by: Dr. Ken Broda-Bahm
From “To Kill A Mockingbird,” all the way to “My Cousin Vinnie,” the world of cinema is filled with great trial stories. In virtually all of them, the heart of the drama is played out in a courtroom, in front of a jury, through powerful openings, closings, and witness examinations. In that context, the new movie, “The Social Network,” is an oddity. The movie, chronicling the invention and development of Facebook, along with its attendant lawsuits, is notable in the fact that it lacks a trial. Instead, the drama is played out in the depositions leading up to…spoiler alert…settlement.

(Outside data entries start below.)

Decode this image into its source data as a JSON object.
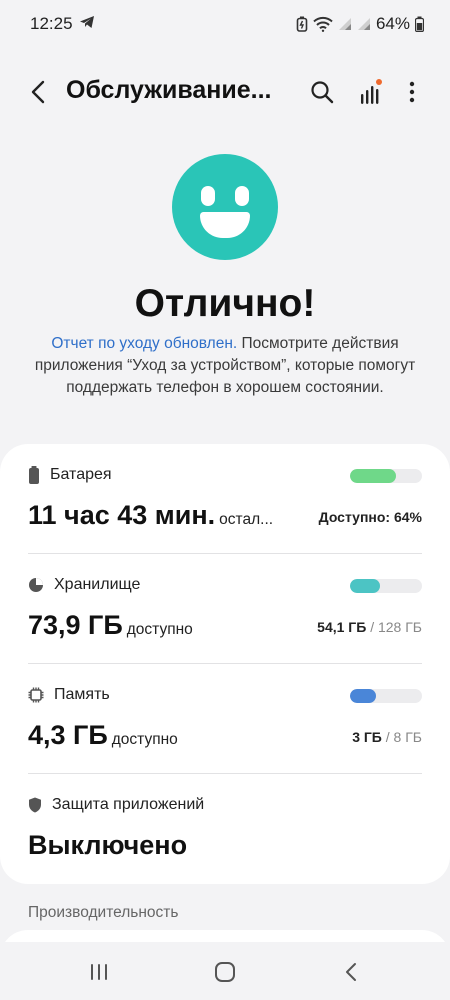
{
  "status_bar": {
    "time": "12:25",
    "battery": "64%",
    "icons": [
      "telegram-icon",
      "battery-saver-icon",
      "wifi-icon",
      "signal-icon",
      "signal-icon",
      "battery-icon"
    ]
  },
  "app_bar": {
    "title": "Обслуживание...",
    "icons": [
      "back-icon",
      "search-icon",
      "stats-icon",
      "more-icon"
    ],
    "notification_dot_color": "#ef6a2e"
  },
  "hero": {
    "headline": "Отлично!",
    "link_text": "Отчет по уходу обновлен.",
    "description": " Посмотрите действия приложения “Уход за устройством”, которые помогут поддержать телефон в хорошем состоянии.",
    "smiley_color": "#2ac5b7"
  },
  "sections": {
    "battery": {
      "label": "Батарея",
      "value": "11 час 43 мин.",
      "unit": "остал...",
      "note": "Доступно: 64%",
      "level": 0.64,
      "color": "#6fd889"
    },
    "storage": {
      "label": "Хранилище",
      "value": "73,9 ГБ",
      "unit": "доступно",
      "used": "54,1 ГБ",
      "total": "/ 128 ГБ",
      "level": 0.42,
      "color": "#4cc4c4"
    },
    "memory": {
      "label": "Память",
      "value": "4,3 ГБ",
      "unit": "доступно",
      "used": "3 ГБ",
      "total": "/ 8 ГБ",
      "level": 0.36,
      "color": "#4a86d8"
    },
    "protection": {
      "label": "Защита приложений",
      "value": "Выключено"
    }
  },
  "performance_label": "Производительность",
  "nav_bar": {
    "icons": [
      "recent-apps-icon",
      "home-icon",
      "back-nav-icon"
    ]
  }
}
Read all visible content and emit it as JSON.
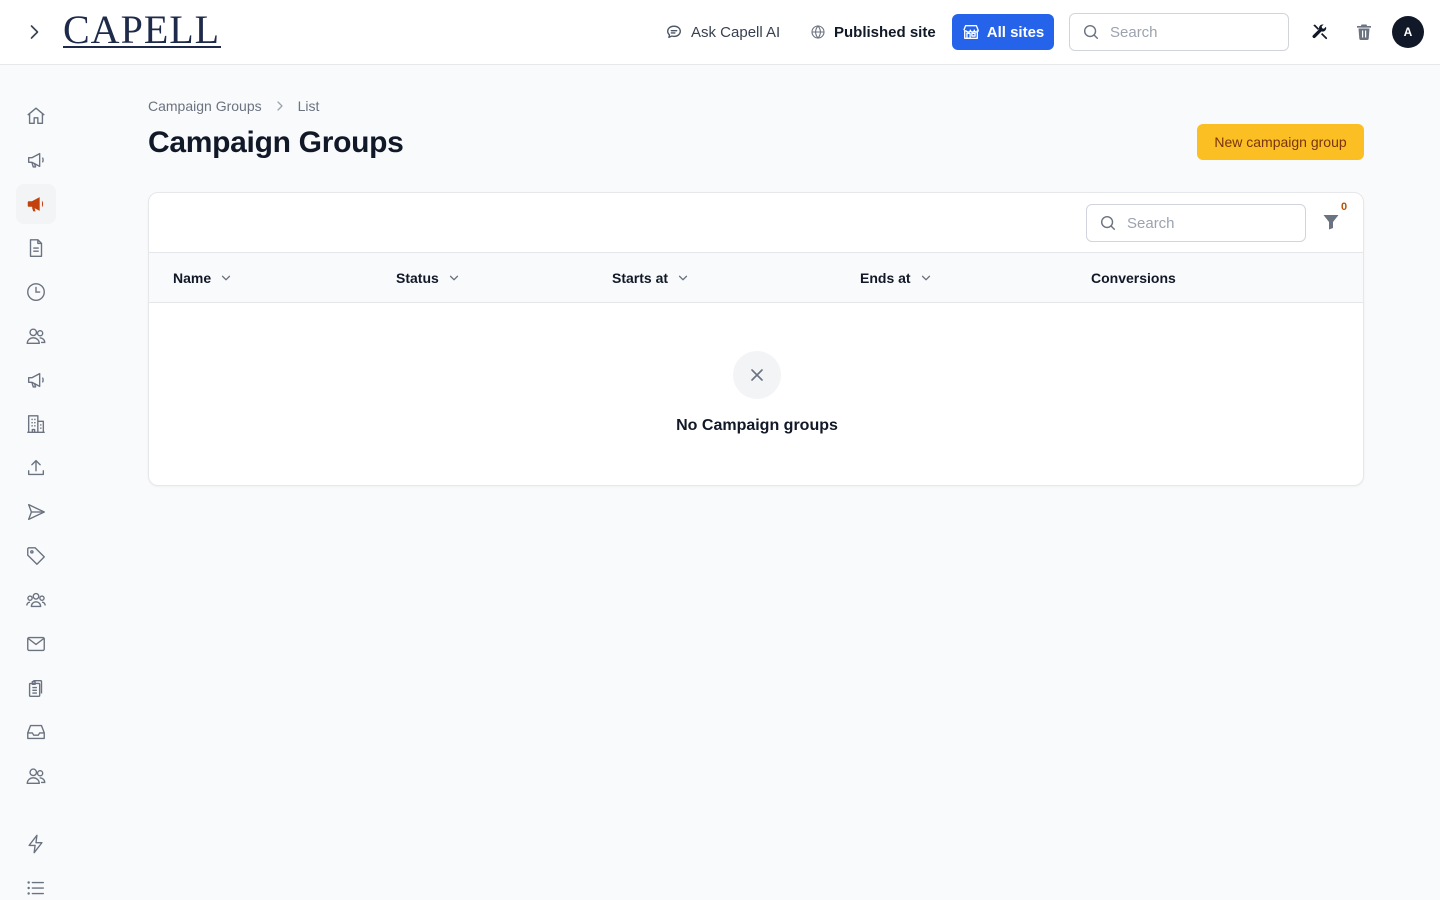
{
  "topbar": {
    "logo_text": "CAPELL",
    "ask_ai_label": "Ask Capell AI",
    "published_site_label": "Published site",
    "all_sites_label": "All sites",
    "search_placeholder": "Search",
    "avatar_initial": "A"
  },
  "sidebar": {
    "items": [
      {
        "name": "home-icon"
      },
      {
        "name": "megaphone-icon"
      },
      {
        "name": "megaphone-filled-icon",
        "active": true
      },
      {
        "name": "document-icon"
      },
      {
        "name": "clock-icon"
      },
      {
        "name": "users-icon"
      },
      {
        "name": "megaphone-icon"
      },
      {
        "name": "building-icon"
      },
      {
        "name": "upload-icon"
      },
      {
        "name": "send-icon"
      },
      {
        "name": "tag-icon"
      },
      {
        "name": "user-group-icon"
      },
      {
        "name": "mail-icon"
      },
      {
        "name": "clipboard-icon"
      },
      {
        "name": "inbox-icon"
      },
      {
        "name": "users-icon"
      },
      {
        "name": "bolt-icon"
      },
      {
        "name": "list-icon"
      }
    ],
    "active_color": "#c2410c"
  },
  "breadcrumb": {
    "items": [
      "Campaign Groups",
      "List"
    ]
  },
  "page": {
    "title": "Campaign Groups",
    "new_button_label": "New campaign group"
  },
  "table": {
    "search_placeholder": "Search",
    "filter_count": "0",
    "columns": [
      {
        "label": "Name",
        "sortable": true
      },
      {
        "label": "Status",
        "sortable": true
      },
      {
        "label": "Starts at",
        "sortable": true
      },
      {
        "label": "Ends at",
        "sortable": true
      },
      {
        "label": "Conversions",
        "sortable": false
      }
    ],
    "rows": [],
    "empty_text": "No Campaign groups"
  },
  "colors": {
    "primary": "#2563eb",
    "accent": "#fbbf24",
    "accent_text": "#78350f"
  }
}
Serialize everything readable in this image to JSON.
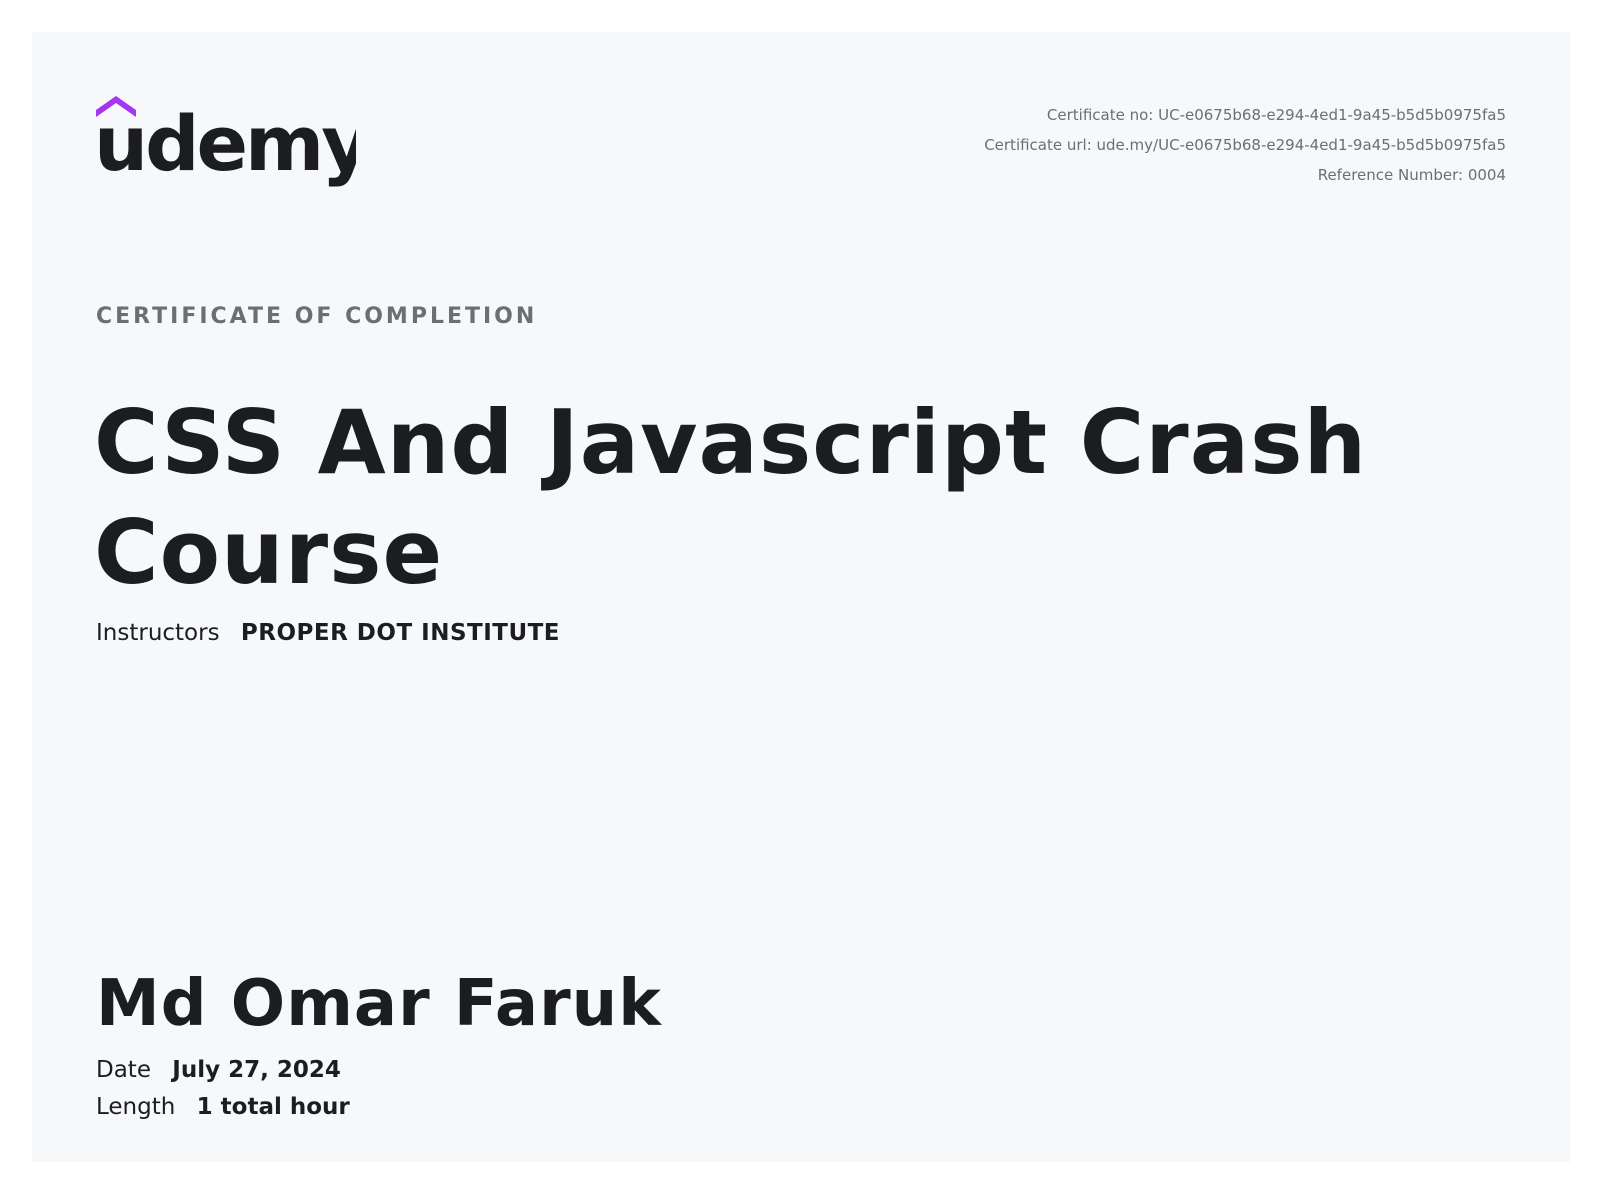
{
  "brand": {
    "name": "udemy",
    "accent_color": "#a435f0",
    "text_color": "#1c1d1f"
  },
  "meta": {
    "certificate_no": "Certificate no: UC-e0675b68-e294-4ed1-9a45-b5d5b0975fa5",
    "certificate_url": "Certificate url: ude.my/UC-e0675b68-e294-4ed1-9a45-b5d5b0975fa5",
    "reference_number": "Reference Number: 0004"
  },
  "certificate": {
    "kicker": "CERTIFICATE OF COMPLETION",
    "course_title": "CSS And Javascript Crash Course",
    "instructors_label": "Instructors",
    "instructors_value": "PROPER DOT INSTITUTE",
    "recipient_name": "Md Omar Faruk",
    "date_label": "Date",
    "date_value": "July 27, 2024",
    "length_label": "Length",
    "length_value": "1 total hour"
  }
}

In that regard, and in an age in which more than 98% of federal civil disputes never reach the point of resolution in front of a jury, that may make “The Social Network” one of the most realistic of all legal dramas. But it must have been a question that the writers and director addressed at an early stage: “how do we maintain the drama and move the story forward without the central device of a trial?" How they answered that question and created a very good movie in the process carries a few pointers about managing your message during the discovery phase of your trial.